* Problem to solve *
Read the records and gather each line that includes "Platform".

(Data records)

--

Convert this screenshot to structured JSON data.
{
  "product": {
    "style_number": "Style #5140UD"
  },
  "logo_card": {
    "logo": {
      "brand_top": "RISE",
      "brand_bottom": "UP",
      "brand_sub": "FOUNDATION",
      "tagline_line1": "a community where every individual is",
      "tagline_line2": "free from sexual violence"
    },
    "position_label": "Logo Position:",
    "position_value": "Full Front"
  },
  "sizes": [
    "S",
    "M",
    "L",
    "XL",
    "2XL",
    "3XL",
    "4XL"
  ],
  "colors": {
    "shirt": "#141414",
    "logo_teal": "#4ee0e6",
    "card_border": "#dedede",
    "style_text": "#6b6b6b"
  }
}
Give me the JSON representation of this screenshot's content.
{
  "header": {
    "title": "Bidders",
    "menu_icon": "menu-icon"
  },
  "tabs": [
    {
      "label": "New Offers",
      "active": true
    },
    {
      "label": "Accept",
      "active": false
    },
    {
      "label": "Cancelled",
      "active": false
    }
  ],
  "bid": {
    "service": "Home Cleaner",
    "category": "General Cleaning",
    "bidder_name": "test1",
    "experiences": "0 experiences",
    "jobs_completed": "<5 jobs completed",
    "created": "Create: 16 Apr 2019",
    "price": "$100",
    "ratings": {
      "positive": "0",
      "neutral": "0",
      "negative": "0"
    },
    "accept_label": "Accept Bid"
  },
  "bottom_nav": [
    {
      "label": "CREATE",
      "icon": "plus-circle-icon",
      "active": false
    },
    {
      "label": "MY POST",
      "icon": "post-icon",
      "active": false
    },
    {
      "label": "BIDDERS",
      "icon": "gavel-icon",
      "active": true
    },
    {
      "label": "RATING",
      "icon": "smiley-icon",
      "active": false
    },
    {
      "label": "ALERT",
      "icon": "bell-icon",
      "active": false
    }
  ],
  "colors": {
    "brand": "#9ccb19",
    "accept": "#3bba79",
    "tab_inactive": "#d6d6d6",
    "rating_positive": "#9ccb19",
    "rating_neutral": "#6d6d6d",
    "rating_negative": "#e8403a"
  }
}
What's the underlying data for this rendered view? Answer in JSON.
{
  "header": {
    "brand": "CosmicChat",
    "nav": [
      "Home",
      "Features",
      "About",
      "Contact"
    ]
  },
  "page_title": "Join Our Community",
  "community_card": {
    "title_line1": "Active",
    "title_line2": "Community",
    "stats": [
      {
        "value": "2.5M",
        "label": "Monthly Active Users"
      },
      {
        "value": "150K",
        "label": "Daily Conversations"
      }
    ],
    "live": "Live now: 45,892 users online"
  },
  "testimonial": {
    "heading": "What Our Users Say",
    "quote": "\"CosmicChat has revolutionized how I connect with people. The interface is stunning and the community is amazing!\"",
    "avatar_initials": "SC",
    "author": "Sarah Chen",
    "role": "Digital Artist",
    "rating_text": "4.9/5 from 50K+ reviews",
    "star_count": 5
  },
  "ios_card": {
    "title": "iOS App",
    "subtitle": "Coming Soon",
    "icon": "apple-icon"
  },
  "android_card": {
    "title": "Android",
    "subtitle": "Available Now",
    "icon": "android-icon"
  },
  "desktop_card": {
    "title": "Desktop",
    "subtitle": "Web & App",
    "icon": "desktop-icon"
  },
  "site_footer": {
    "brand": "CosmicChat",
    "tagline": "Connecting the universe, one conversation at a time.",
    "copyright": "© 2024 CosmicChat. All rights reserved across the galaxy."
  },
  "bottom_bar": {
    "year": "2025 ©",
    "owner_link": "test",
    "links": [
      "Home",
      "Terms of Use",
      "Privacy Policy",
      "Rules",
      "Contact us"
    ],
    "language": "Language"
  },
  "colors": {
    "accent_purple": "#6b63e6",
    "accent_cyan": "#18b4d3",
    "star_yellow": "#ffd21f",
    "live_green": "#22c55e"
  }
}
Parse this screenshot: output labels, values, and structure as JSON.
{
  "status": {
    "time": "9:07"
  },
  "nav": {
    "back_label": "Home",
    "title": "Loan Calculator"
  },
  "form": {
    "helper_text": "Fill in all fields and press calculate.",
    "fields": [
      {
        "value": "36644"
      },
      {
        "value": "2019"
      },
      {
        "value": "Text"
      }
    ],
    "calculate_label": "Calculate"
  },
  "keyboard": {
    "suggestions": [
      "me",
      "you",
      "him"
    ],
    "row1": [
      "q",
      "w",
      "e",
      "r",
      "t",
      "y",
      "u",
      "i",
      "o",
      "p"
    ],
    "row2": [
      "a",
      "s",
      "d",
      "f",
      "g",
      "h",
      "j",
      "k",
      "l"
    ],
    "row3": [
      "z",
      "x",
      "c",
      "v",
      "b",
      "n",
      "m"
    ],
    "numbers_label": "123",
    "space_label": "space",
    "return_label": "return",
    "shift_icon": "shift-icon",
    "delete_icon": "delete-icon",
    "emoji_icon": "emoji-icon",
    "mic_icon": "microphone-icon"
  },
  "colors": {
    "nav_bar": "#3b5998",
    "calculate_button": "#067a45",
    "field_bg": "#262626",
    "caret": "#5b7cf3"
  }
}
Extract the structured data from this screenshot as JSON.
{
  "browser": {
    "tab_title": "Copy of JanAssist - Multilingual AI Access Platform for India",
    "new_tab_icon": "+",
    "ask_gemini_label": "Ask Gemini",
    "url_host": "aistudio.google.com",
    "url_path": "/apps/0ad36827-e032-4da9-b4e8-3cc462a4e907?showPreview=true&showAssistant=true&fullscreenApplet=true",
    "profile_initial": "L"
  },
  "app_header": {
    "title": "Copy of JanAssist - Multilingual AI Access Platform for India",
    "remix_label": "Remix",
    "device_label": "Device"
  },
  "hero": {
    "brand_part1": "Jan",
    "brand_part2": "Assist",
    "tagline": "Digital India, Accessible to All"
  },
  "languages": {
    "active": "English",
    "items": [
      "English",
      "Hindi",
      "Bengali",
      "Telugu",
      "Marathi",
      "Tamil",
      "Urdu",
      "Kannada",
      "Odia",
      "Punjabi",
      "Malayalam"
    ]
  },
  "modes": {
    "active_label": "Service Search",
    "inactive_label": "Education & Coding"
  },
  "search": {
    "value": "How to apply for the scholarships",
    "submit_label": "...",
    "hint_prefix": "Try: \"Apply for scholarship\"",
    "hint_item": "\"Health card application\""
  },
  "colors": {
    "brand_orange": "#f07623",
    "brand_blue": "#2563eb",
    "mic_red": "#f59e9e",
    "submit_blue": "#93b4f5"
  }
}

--

* Expected output *
    "tab_title": "Copy of JanAssist - Multilingual AI Access Platform for India",
    "title": "Copy of JanAssist - Multilingual AI Access Platform for India",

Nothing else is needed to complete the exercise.